Resilience, brilliance, creativity
“It's really a rare breed,” says Jonathan D. Kurtis '89 PhD'95 MD'96, the Stanley M. Aronson Professor of Pathology and Laboratory Medicine, chair of Pathology and Laboratory Medicine, and director of the Warren Alpert Physician-Scientist MD/PhD and Advanced Training Program.
According to Kurtis, one of the hallmarks of Brown’s program is how it deliberately blurs the boundaries between the MD and PhD programs. During the first two years of medical school, MD/PhD students spend each summer in a research lab so they can gain basic science experience in addition to learning clinical medicine. Once they’ve passed the qualifying exam during their PhD, they spend every other week in a clinic doing family practice to gain experience with adult medicine, pediatrics, and some obstetrical care.

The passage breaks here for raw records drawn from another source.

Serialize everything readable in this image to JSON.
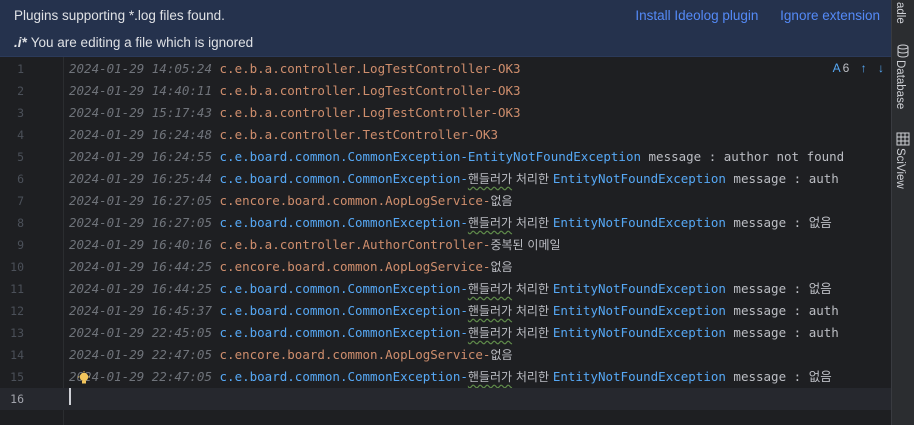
{
  "banner": {
    "message": "Plugins supporting *.log files found.",
    "install_link": "Install Ideolog plugin",
    "ignore_link": "Ignore extension",
    "ignored_prefix": ".i*",
    "ignored_text": "You are editing a file which is ignored"
  },
  "right_strip": {
    "top_label": "adle",
    "database_label": "Database",
    "sciview_label": "SciView"
  },
  "toolbar": {
    "inspection_count": "6",
    "inspection_icon": "A",
    "up_icon": "↑",
    "down_icon": "↓"
  },
  "lines": [
    {
      "n": "1",
      "ts": "2024-01-29 14:05:24",
      "parts": [
        {
          "t": "c.e.b.a.controller.LogTestController-OK3",
          "c": "pkg"
        }
      ]
    },
    {
      "n": "2",
      "ts": "2024-01-29 14:40:11",
      "parts": [
        {
          "t": "c.e.b.a.controller.LogTestController-OK3",
          "c": "pkg"
        }
      ]
    },
    {
      "n": "3",
      "ts": "2024-01-29 15:17:43",
      "parts": [
        {
          "t": "c.e.b.a.controller.LogTestController-OK3",
          "c": "pkg"
        }
      ]
    },
    {
      "n": "4",
      "ts": "2024-01-29 16:24:48",
      "parts": [
        {
          "t": "c.e.b.a.controller.TestController-OK3",
          "c": "pkg"
        }
      ]
    },
    {
      "n": "5",
      "ts": "2024-01-29 16:24:55",
      "parts": [
        {
          "t": "c.e.",
          "c": "cls"
        },
        {
          "t": "board",
          "c": "cls"
        },
        {
          "t": ".common.CommonException-",
          "c": "cls"
        },
        {
          "t": "EntityNotFoundException",
          "c": "cls"
        },
        {
          "t": " message : author not found",
          "c": "msg"
        }
      ]
    },
    {
      "n": "6",
      "ts": "2024-01-29 16:25:44",
      "parts": [
        {
          "t": "c.e.board.common.CommonException-",
          "c": "cls"
        },
        {
          "t": "핸들러가",
          "c": "kor wavy"
        },
        {
          "t": " 처리한 ",
          "c": "kor"
        },
        {
          "t": "EntityNotFoundException",
          "c": "cls"
        },
        {
          "t": " message : auth",
          "c": "msg"
        }
      ]
    },
    {
      "n": "7",
      "ts": "2024-01-29 16:27:05",
      "parts": [
        {
          "t": "c.encore.board.common.AopLogService-",
          "c": "pkg"
        },
        {
          "t": "없음",
          "c": "kor"
        }
      ]
    },
    {
      "n": "8",
      "ts": "2024-01-29 16:27:05",
      "parts": [
        {
          "t": "c.e.board.common.CommonException-",
          "c": "cls"
        },
        {
          "t": "핸들러가",
          "c": "kor wavy"
        },
        {
          "t": " 처리한 ",
          "c": "kor"
        },
        {
          "t": "EntityNotFoundException",
          "c": "cls"
        },
        {
          "t": " message : 없음",
          "c": "msg"
        }
      ]
    },
    {
      "n": "9",
      "ts": "2024-01-29 16:40:16",
      "parts": [
        {
          "t": "c.e.b.a.controller.AuthorController-",
          "c": "pkg"
        },
        {
          "t": "중복된 이메일",
          "c": "kor"
        }
      ]
    },
    {
      "n": "10",
      "ts": "2024-01-29 16:44:25",
      "parts": [
        {
          "t": "c.encore.board.common.AopLogService-",
          "c": "pkg"
        },
        {
          "t": "없음",
          "c": "kor"
        }
      ]
    },
    {
      "n": "11",
      "ts": "2024-01-29 16:44:25",
      "parts": [
        {
          "t": "c.e.board.common.CommonException-",
          "c": "cls"
        },
        {
          "t": "핸들러가",
          "c": "kor wavy"
        },
        {
          "t": " 처리한 ",
          "c": "kor"
        },
        {
          "t": "EntityNotFoundException",
          "c": "cls"
        },
        {
          "t": " message : 없음",
          "c": "msg"
        }
      ]
    },
    {
      "n": "12",
      "ts": "2024-01-29 16:45:37",
      "parts": [
        {
          "t": "c.e.board.common.CommonException-",
          "c": "cls"
        },
        {
          "t": "핸들러가",
          "c": "kor wavy"
        },
        {
          "t": " 처리한 ",
          "c": "kor"
        },
        {
          "t": "EntityNotFoundException",
          "c": "cls"
        },
        {
          "t": " message : auth",
          "c": "msg"
        }
      ]
    },
    {
      "n": "13",
      "ts": "2024-01-29 22:45:05",
      "parts": [
        {
          "t": "c.e.board.common.CommonException-",
          "c": "cls"
        },
        {
          "t": "핸들러가",
          "c": "kor wavy"
        },
        {
          "t": " 처리한 ",
          "c": "kor"
        },
        {
          "t": "EntityNotFoundException",
          "c": "cls"
        },
        {
          "t": " message : auth",
          "c": "msg"
        }
      ]
    },
    {
      "n": "14",
      "ts": "2024-01-29 22:47:05",
      "parts": [
        {
          "t": "c.encore.board.common.AopLogService-",
          "c": "pkg"
        },
        {
          "t": "없음",
          "c": "kor"
        }
      ]
    },
    {
      "n": "15",
      "ts": "2024-01-29 22:47:05",
      "parts": [
        {
          "t": "c.e.board.common.CommonException-",
          "c": "cls"
        },
        {
          "t": "핸들러가",
          "c": "kor wavy"
        },
        {
          "t": " 처리한 ",
          "c": "kor"
        },
        {
          "t": "EntityNotFoundException",
          "c": "cls"
        },
        {
          "t": " message : 없음",
          "c": "msg"
        }
      ]
    },
    {
      "n": "16",
      "ts": "",
      "parts": []
    }
  ]
}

“We're trying to emphasize that students have to have the ability to think clinically while doing research and think about research questions while doing clinical medicine,” says Kurtis. “That's the life of a physician-scientist.”
The ideal MD/PhD is able to ask and answer questions at the interface of clinical medicine and basic science. That requires a particular set of traits. One of the most important qualities, according to Kurtis, is resilience.
“MD/PhDs have to be able to be rejected over and over again. With the actual research itself not working out, or the hypothesis they are testing being incorrect, or something as mundane as constant grant rejection,” he says. “Tuesday, I'm seeing patients; Thursday, I'm submitting an NIH grant; Friday, I'm crying because I didn't get it; and on Monday, I'm back up like a weeble, submitting it again. You’ve got to be able to bounce like that.”
Another must-have quality according to Kurtis: brilliance. Students pursuing an MD/PhD have to be able to learn and retain a tremendous knowledge base within basic science and clinical medicine. Until they know where the perimeters of the known world are, he says, they’re never going to be able to exceed them. He wants students to learn everything there is to know about a disease, then push beyond it.